Data for review Start Marker
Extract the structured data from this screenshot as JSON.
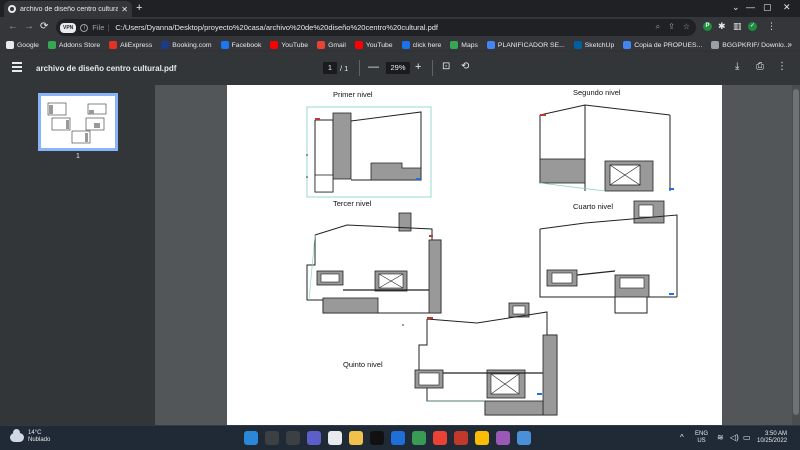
{
  "tab": {
    "title": "archivo de diseño centro cultural.pdf",
    "close": "✕",
    "new": "+"
  },
  "window": {
    "minimize": "—",
    "restore": "▢",
    "close": "✕",
    "caret": "⌄"
  },
  "nav": {
    "back": "←",
    "forward": "→",
    "reload": "⟳"
  },
  "omnibox": {
    "vpn": "VPN",
    "label": "File",
    "url": "C:/Users/Dyanna/Desktop/proyecto%20casa/archivo%20de%20diseño%20centro%20cultural.pdf"
  },
  "bookmarks": [
    {
      "label": "Google",
      "color": "#e8eaed"
    },
    {
      "label": "Addons Store",
      "color": "#34a853"
    },
    {
      "label": "AliExpress",
      "color": "#e43225"
    },
    {
      "label": "Booking.com",
      "color": "#1a3c8a"
    },
    {
      "label": "Facebook",
      "color": "#1877f2"
    },
    {
      "label": "YouTube",
      "color": "#ff0000"
    },
    {
      "label": "Gmail",
      "color": "#ea4335"
    },
    {
      "label": "YouTube",
      "color": "#ff0000"
    },
    {
      "label": "click here",
      "color": "#1a73e8"
    },
    {
      "label": "Maps",
      "color": "#34a853"
    },
    {
      "label": "PLANIFICADOR SE...",
      "color": "#4285f4"
    },
    {
      "label": "SketchUp",
      "color": "#005f9e"
    },
    {
      "label": "Copia de PROPUES...",
      "color": "#4285f4"
    },
    {
      "label": "BGGPKRIF/ Downlo...",
      "color": "#9aa0a6"
    }
  ],
  "bookmarks_more": "»",
  "pdf": {
    "title": "archivo de diseño centro cultural.pdf",
    "page_current": "1",
    "page_total": "/ 1",
    "zoom": "29%",
    "zoom_out": "—",
    "zoom_in": "+",
    "download": "⤓",
    "print": "⎙",
    "more": "⋮",
    "fit": "⊡",
    "rotate": "⟲"
  },
  "thumbnail": {
    "page_number": "1"
  },
  "plans": {
    "primer": "Primer nivel",
    "segundo": "Segundo nivel",
    "tercer": "Tercer nivel",
    "cuarto": "Cuarto nivel",
    "quinto": "Quinto nivel"
  },
  "weather": {
    "temp": "14°C",
    "desc": "Nublado"
  },
  "system": {
    "lang": "ENG",
    "region": "US",
    "time": "3:50 AM",
    "date": "10/25/2022",
    "chevron": "^"
  }
}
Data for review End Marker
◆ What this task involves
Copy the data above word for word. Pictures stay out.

◆ Solution for this task
Extract the structured data from this screenshot as JSON.
{
  "tab": {
    "title": "archivo de diseño centro cultural.pdf",
    "close": "✕",
    "new": "+"
  },
  "window": {
    "minimize": "—",
    "restore": "▢",
    "close": "✕",
    "caret": "⌄"
  },
  "nav": {
    "back": "←",
    "forward": "→",
    "reload": "⟳"
  },
  "omnibox": {
    "vpn": "VPN",
    "label": "File",
    "url": "C:/Users/Dyanna/Desktop/proyecto%20casa/archivo%20de%20diseño%20centro%20cultural.pdf"
  },
  "bookmarks": [
    {
      "label": "Google",
      "color": "#e8eaed"
    },
    {
      "label": "Addons Store",
      "color": "#34a853"
    },
    {
      "label": "AliExpress",
      "color": "#e43225"
    },
    {
      "label": "Booking.com",
      "color": "#1a3c8a"
    },
    {
      "label": "Facebook",
      "color": "#1877f2"
    },
    {
      "label": "YouTube",
      "color": "#ff0000"
    },
    {
      "label": "Gmail",
      "color": "#ea4335"
    },
    {
      "label": "YouTube",
      "color": "#ff0000"
    },
    {
      "label": "click here",
      "color": "#1a73e8"
    },
    {
      "label": "Maps",
      "color": "#34a853"
    },
    {
      "label": "PLANIFICADOR SE...",
      "color": "#4285f4"
    },
    {
      "label": "SketchUp",
      "color": "#005f9e"
    },
    {
      "label": "Copia de PROPUES...",
      "color": "#4285f4"
    },
    {
      "label": "BGGPKRIF/ Downlo...",
      "color": "#9aa0a6"
    }
  ],
  "bookmarks_more": "»",
  "pdf": {
    "title": "archivo de diseño centro cultural.pdf",
    "page_current": "1",
    "page_total": "/ 1",
    "zoom": "29%",
    "zoom_out": "—",
    "zoom_in": "+",
    "download": "⤓",
    "print": "⎙",
    "more": "⋮",
    "fit": "⊡",
    "rotate": "⟲"
  },
  "thumbnail": {
    "page_number": "1"
  },
  "plans": {
    "primer": "Primer nivel",
    "segundo": "Segundo nivel",
    "tercer": "Tercer nivel",
    "cuarto": "Cuarto nivel",
    "quinto": "Quinto nivel"
  },
  "weather": {
    "temp": "14°C",
    "desc": "Nublado"
  },
  "system": {
    "lang": "ENG",
    "region": "US",
    "time": "3:50 AM",
    "date": "10/25/2022",
    "chevron": "^"
  }
}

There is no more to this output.